**TASK BRIEF:** Gather up every line from the entries below that uses the word "JSON".

**MATERIALS PROVIDED:**
^^^^^^^^^^^^^^^^
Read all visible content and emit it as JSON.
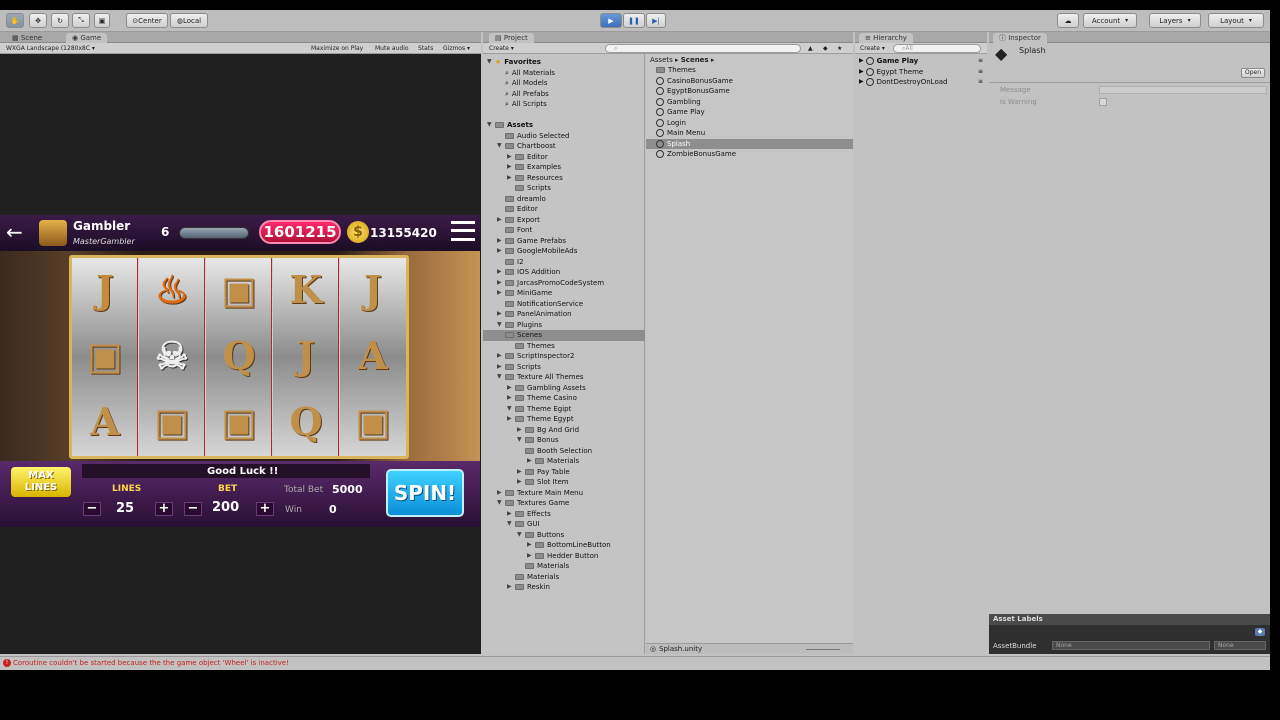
{
  "toolbar": {
    "pivot": "Center",
    "space": "Local",
    "account": "Account",
    "layers": "Layers",
    "layout": "Layout"
  },
  "scene_tab": "Scene",
  "game_tab": "Game",
  "game": {
    "resolution": "WXGA Landscape (1280x8C",
    "maximize": "Maximize on Play",
    "mute": "Mute audio",
    "stats": "Stats",
    "gizmos": "Gizmos"
  },
  "slot": {
    "title": "Gambler",
    "subtitle": "MasterGambler",
    "level": "6",
    "score": "1601215",
    "coins": "13155420",
    "max_lines": "MAX LINES",
    "lines_label": "LINES",
    "lines": "25",
    "bet_label": "BET",
    "bet": "200",
    "good_luck": "Good Luck !!",
    "total_bet_label": "Total Bet",
    "total_bet": "5000",
    "win_label": "Win",
    "win": "0",
    "spin": "SPIN!"
  },
  "project": {
    "tab": "Project",
    "create": "Create",
    "favorites": [
      "Favorites",
      "All Materials",
      "All Models",
      "All Prefabs",
      "All Scripts"
    ],
    "assets_root": "Assets",
    "tree": [
      "Audio Selected",
      "Chartboost",
      "Editor",
      "Examples",
      "Resources",
      "Scripts",
      "dreamlo",
      "Editor",
      "Export",
      "Font",
      "Game Prefabs",
      "GoogleMobileAds",
      "I2",
      "IOS Addition",
      "JarcasPromoCodeSystem",
      "MiniGame",
      "NotificationService",
      "PanelAnimation",
      "Plugins",
      "Scenes",
      "Themes",
      "ScriptInspector2",
      "Scripts",
      "Texture All Themes",
      "Gambling Assets",
      "Theme Casino",
      "Theme Egipt",
      "Theme Egypt",
      "Bg And Grid",
      "Bonus",
      "Booth Selection",
      "Materials",
      "Pay Table",
      "Slot Item",
      "Texture Main Menu",
      "Textures Game",
      "Effects",
      "GUI",
      "Buttons",
      "BottomLineButton",
      "Hedder Button",
      "Materials",
      "Materials",
      "Reskin"
    ],
    "breadcrumb_root": "Assets",
    "breadcrumb_leaf": "Scenes",
    "files": [
      "Themes",
      "CasinoBonusGame",
      "EgyptBonusGame",
      "Gambling",
      "Game Play",
      "Login",
      "Main Menu",
      "Splash",
      "ZombieBonusGame"
    ],
    "footer": "Splash.unity"
  },
  "hierarchy": {
    "tab": "Hierarchy",
    "create": "Create",
    "search": "All",
    "items": [
      "Game Play",
      "Egypt Theme",
      "DontDestroyOnLoad"
    ]
  },
  "inspector": {
    "tab": "Inspector",
    "name": "Splash",
    "open": "Open",
    "fields": [
      "Message",
      "Is Warning"
    ],
    "asset_labels": "Asset Labels",
    "asset_bundle": "AssetBundle",
    "none1": "None",
    "none2": "None"
  },
  "console": "Coroutine couldn't be started because the the game object 'Wheel' is inactive!"
}
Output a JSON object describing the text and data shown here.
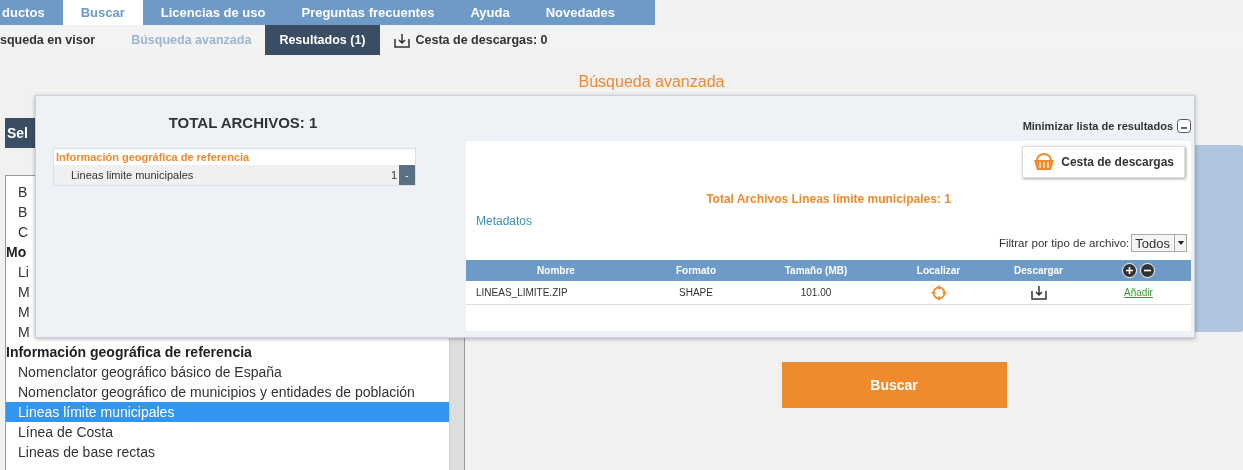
{
  "nav_tabs": [
    {
      "label": "ductos",
      "selected": false
    },
    {
      "label": "Buscar",
      "selected": true
    },
    {
      "label": "Licencias de uso",
      "selected": false
    },
    {
      "label": "Preguntas frecuentes",
      "selected": false
    },
    {
      "label": "Ayuda",
      "selected": false
    },
    {
      "label": "Novedades",
      "selected": false
    }
  ],
  "sub_tabs": [
    {
      "label": "squeda en visor",
      "kind": "tab",
      "selected": false
    },
    {
      "label": "Búsqueda avanzada",
      "kind": "link",
      "selected": false
    },
    {
      "label": "Resultados (1)",
      "kind": "tab",
      "selected": true
    },
    {
      "label": "Cesta de descargas: 0",
      "kind": "basket",
      "selected": false
    }
  ],
  "page_title": "Búsqueda avanzada",
  "left_panel": {
    "header": "Sel",
    "groups": [
      {
        "children": [
          {
            "label": "B",
            "selected": false
          },
          {
            "label": "B",
            "selected": false
          },
          {
            "label": "C",
            "selected": false
          }
        ]
      },
      {
        "label": "Mo",
        "children": [
          {
            "label": "Li",
            "selected": false
          },
          {
            "label": "M",
            "selected": false
          },
          {
            "label": "M",
            "selected": false
          },
          {
            "label": "M",
            "selected": false
          }
        ]
      },
      {
        "label": "Información geográfica de referencia",
        "children": [
          {
            "label": "Nomenclator geográfico básico de España",
            "selected": false
          },
          {
            "label": "Nomenclator geográfico de municipios y entidades de población",
            "selected": false
          },
          {
            "label": "Lineas límite municipales",
            "selected": true
          },
          {
            "label": "Línea de Costa",
            "selected": false
          },
          {
            "label": "Lineas de base rectas",
            "selected": false
          }
        ]
      }
    ]
  },
  "search_button": "Buscar",
  "results": {
    "total": "TOTAL ARCHIVOS: 1",
    "tree": {
      "label": "Información geográfica de referencia",
      "children": [
        {
          "label": "Lineas limite municipales",
          "count": "1",
          "button": "-"
        }
      ]
    },
    "minimize": "Minimizar lista de resultados",
    "basket_button": "Cesta de descargas",
    "summary": "Total Archivos Lineas límite municipales: 1",
    "metadata_link": "Metadatos",
    "filter": {
      "label": "Filtrar por tipo de archivo:",
      "value": "Todos"
    },
    "table": {
      "columns": [
        "Nombre",
        "Formato",
        "Tamaño (MB)",
        "Localizar",
        "Descargar"
      ],
      "rows": [
        {
          "name": "LINEAS_LIMITE.ZIP",
          "format": "SHAPE",
          "size": "101.00",
          "action": "Añadir"
        }
      ]
    }
  }
}
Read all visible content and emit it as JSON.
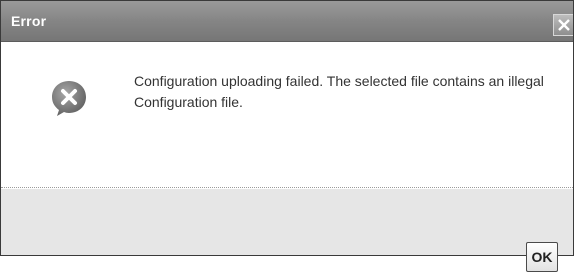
{
  "dialog": {
    "title": "Error",
    "close_icon": "close-icon",
    "status_icon": "error-icon",
    "message": "Configuration uploading failed. The selected file contains an illegal Configuration file.",
    "ok_label": "OK"
  },
  "colors": {
    "titlebar": "#858585",
    "footer": "#e6e6e6",
    "icon": "#7a7a7a",
    "text": "#333333"
  }
}
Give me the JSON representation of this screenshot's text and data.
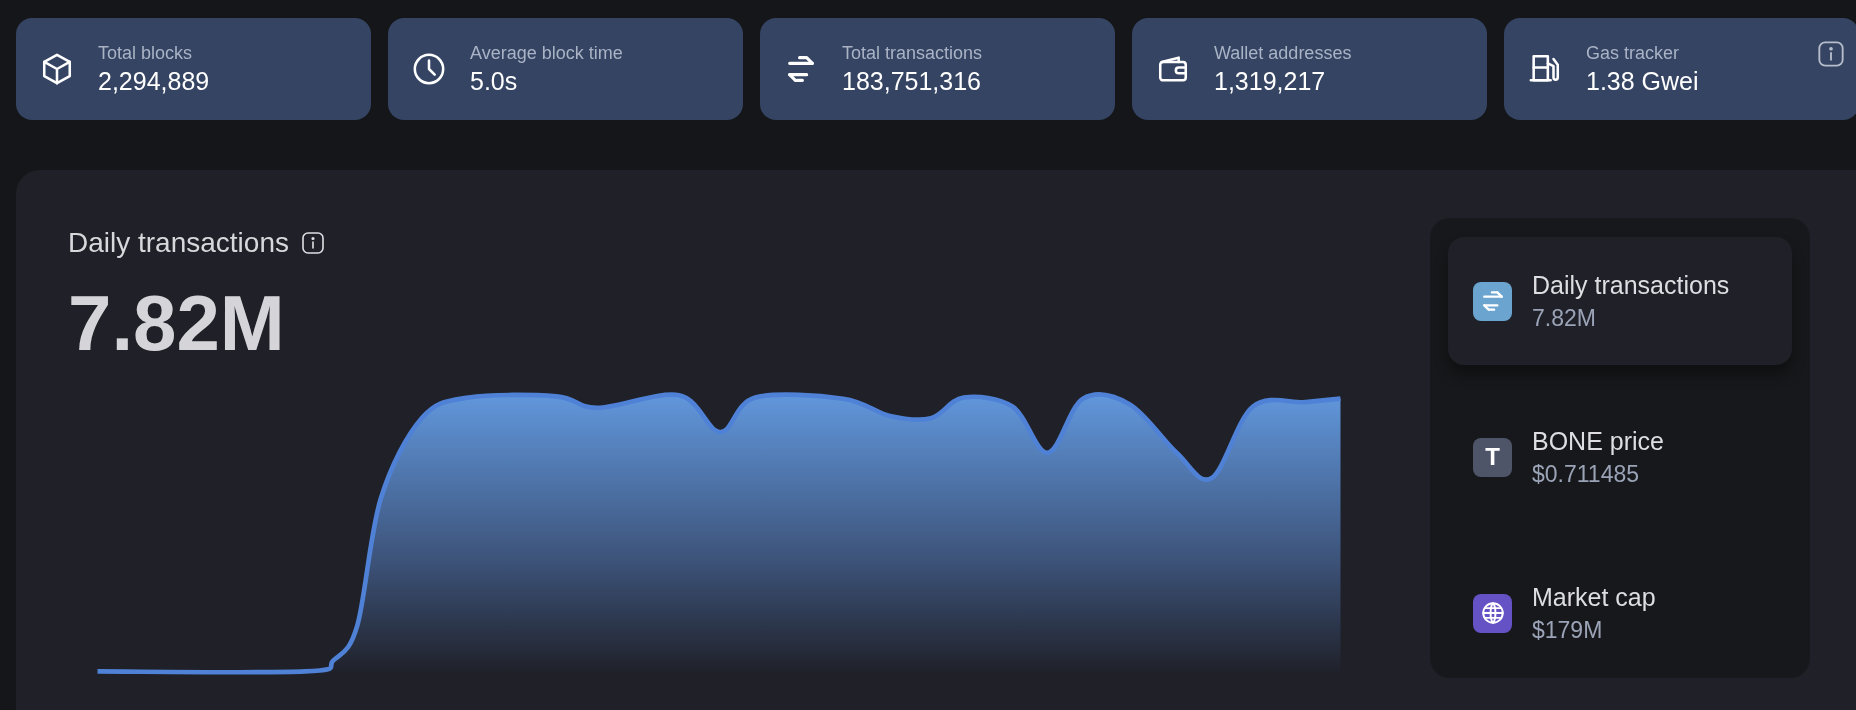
{
  "stats": [
    {
      "kind": "cube",
      "label": "Total blocks",
      "value": "2,294,889",
      "info": false
    },
    {
      "kind": "clock",
      "label": "Average block time",
      "value": "5.0s",
      "info": false
    },
    {
      "kind": "arrows",
      "label": "Total transactions",
      "value": "183,751,316",
      "info": false
    },
    {
      "kind": "wallet",
      "label": "Wallet addresses",
      "value": "1,319,217",
      "info": false
    },
    {
      "kind": "pump",
      "label": "Gas tracker",
      "value": "1.38 Gwei",
      "info": true
    }
  ],
  "chart_panel": {
    "title": "Daily transactions",
    "value": "7.82M"
  },
  "metrics": [
    {
      "kind": "arrows",
      "label": "Daily transactions",
      "value": "7.82M",
      "color": "#6ba4cf",
      "selected": true
    },
    {
      "kind": "letter",
      "glyph": "T",
      "label": "BONE price",
      "value": "$0.711485",
      "color": "#4e5568",
      "selected": false
    },
    {
      "kind": "globe",
      "label": "Market cap",
      "value": "$179M",
      "color": "#6552c4",
      "selected": false
    }
  ]
}
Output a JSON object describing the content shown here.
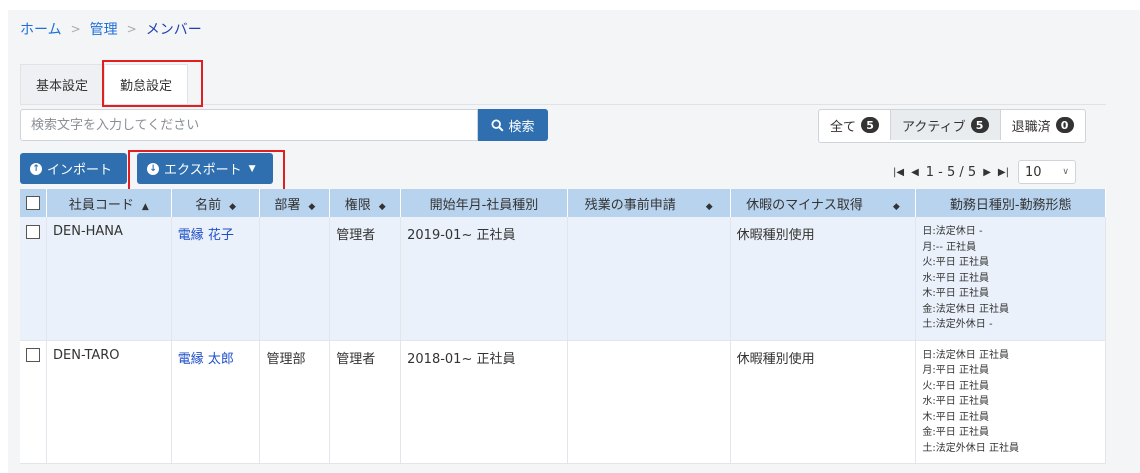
{
  "breadcrumb": {
    "home": "ホーム",
    "admin": "管理",
    "current": "メンバー",
    "separator": ">"
  },
  "tabs": [
    {
      "label": "基本設定"
    },
    {
      "label": "勤怠設定"
    }
  ],
  "search": {
    "placeholder": "検索文字を入力してください",
    "button_label": "検索"
  },
  "filters": [
    {
      "label": "全て",
      "count": "5"
    },
    {
      "label": "アクティブ",
      "count": "5"
    },
    {
      "label": "退職済",
      "count": "0"
    }
  ],
  "actions": {
    "import_label": "インポート",
    "export_label": "エクスポート"
  },
  "pager": {
    "range": "1 - 5 / 5",
    "page_size": "10"
  },
  "table": {
    "headers": [
      "社員コード",
      "名前",
      "部署",
      "権限",
      "開始年月-社員種別",
      "残業の事前申請",
      "休暇のマイナス取得",
      "勤務日種別-勤務形態"
    ],
    "rows": [
      {
        "code": "DEN-HANA",
        "name": "電縁 花子",
        "dept": "",
        "role": "管理者",
        "start": "2019-01~ 正社員",
        "overtime": "",
        "leave": "休暇種別使用",
        "schedule": [
          "日:法定休日 -",
          "月:-- 正社員",
          "火:平日 正社員",
          "水:平日 正社員",
          "木:平日 正社員",
          "金:法定休日 正社員",
          "土:法定外休日 -"
        ]
      },
      {
        "code": "DEN-TARO",
        "name": "電縁 太郎",
        "dept": "管理部",
        "role": "管理者",
        "start": "2018-01~ 正社員",
        "overtime": "",
        "leave": "休暇種別使用",
        "schedule": [
          "日:法定休日 正社員",
          "月:平日 正社員",
          "火:平日 正社員",
          "水:平日 正社員",
          "木:平日 正社員",
          "金:平日 正社員",
          "土:法定外休日 正社員"
        ]
      }
    ]
  },
  "colors": {
    "primary": "#2f6fb0",
    "header_bg": "#b8d3ee",
    "highlight": "#e02020",
    "link": "#1f4fc8"
  }
}
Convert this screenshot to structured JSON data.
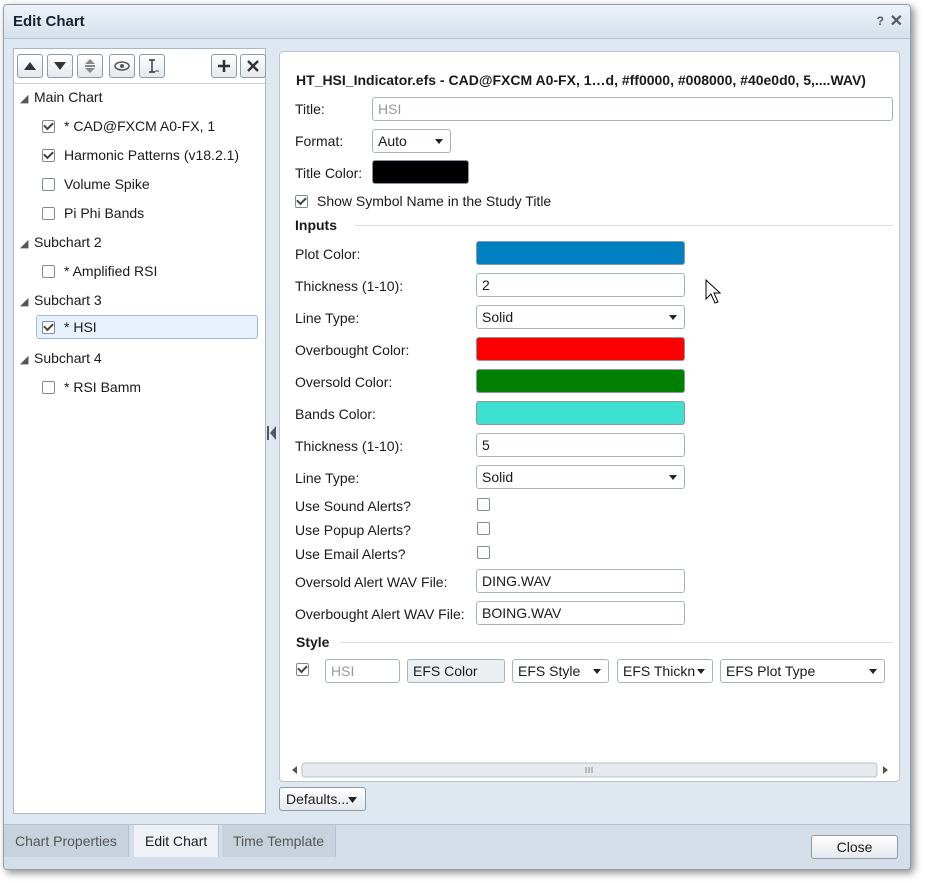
{
  "window": {
    "title": "Edit Chart",
    "help": "?",
    "close": "✕"
  },
  "toolbar": {
    "icons": [
      "move-up-icon",
      "move-down-icon",
      "reorder-icon",
      "eye-icon",
      "text-cursor-icon",
      "plus-icon",
      "delete-icon"
    ]
  },
  "tree": {
    "groups": [
      {
        "label": "Main Chart"
      },
      {
        "label": "Subchart 2"
      },
      {
        "label": "Subchart 3"
      },
      {
        "label": "Subchart 4"
      }
    ],
    "items": [
      {
        "label": "* CAD@FXCM A0-FX, 1",
        "checked": true
      },
      {
        "label": "Harmonic Patterns (v18.2.1)",
        "checked": true
      },
      {
        "label": "Volume Spike",
        "checked": false
      },
      {
        "label": "Pi Phi Bands",
        "checked": false
      },
      {
        "label": "* Amplified RSI",
        "checked": false
      },
      {
        "label": "* HSI",
        "checked": true
      },
      {
        "label": "* RSI Bamm",
        "checked": false
      }
    ]
  },
  "study": {
    "header": "HT_HSI_Indicator.efs - CAD@FXCM A0-FX, 1…d, #ff0000, #008000, #40e0d0, 5,....WAV)",
    "title_label": "Title:",
    "title_placeholder": "HSI",
    "format_label": "Format:",
    "format_value": "Auto",
    "title_color_label": "Title Color:",
    "title_color": "#000000",
    "show_symbol_label": "Show Symbol Name in the Study Title",
    "show_symbol_checked": true
  },
  "inputs": {
    "section": "Inputs",
    "plot_color_label": "Plot Color:",
    "plot_color": "#0080c0",
    "thickness1_label": "Thickness (1-10):",
    "thickness1_value": "2",
    "linetype1_label": "Line Type:",
    "linetype1_value": "Solid",
    "overbought_color_label": "Overbought Color:",
    "overbought_color": "#ff0000",
    "oversold_color_label": "Oversold Color:",
    "oversold_color": "#008000",
    "bands_color_label": "Bands Color:",
    "bands_color": "#40e0d0",
    "thickness2_label": "Thickness (1-10):",
    "thickness2_value": "5",
    "linetype2_label": "Line Type:",
    "linetype2_value": "Solid",
    "sound_alerts_label": "Use Sound Alerts?",
    "popup_alerts_label": "Use Popup Alerts?",
    "email_alerts_label": "Use Email Alerts?",
    "oversold_wav_label": "Oversold Alert WAV File:",
    "oversold_wav_value": "DING.WAV",
    "overbought_wav_label": "Overbought Alert WAV File:",
    "overbought_wav_value": "BOING.WAV"
  },
  "style": {
    "section": "Style",
    "name_placeholder": "HSI",
    "color_label": "EFS Color",
    "style_label": "EFS Style",
    "thickness_label": "EFS Thickn",
    "plot_type_label": "EFS Plot Type"
  },
  "footer": {
    "defaults_label": "Defaults...",
    "tabs": [
      {
        "label": "Chart Properties"
      },
      {
        "label": "Edit Chart"
      },
      {
        "label": "Time Template"
      }
    ],
    "close_label": "Close"
  }
}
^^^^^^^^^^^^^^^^
**REPLY TO THE EXERCISE:**
Read all visible content and emit it as JSON.
Output a JSON object describing the text and data shown here.
Read all visible content and emit it as JSON.
Give me the JSON representation of this screenshot's text and data.
Output a JSON object describing the content shown here.
Convert this screenshot to structured JSON data.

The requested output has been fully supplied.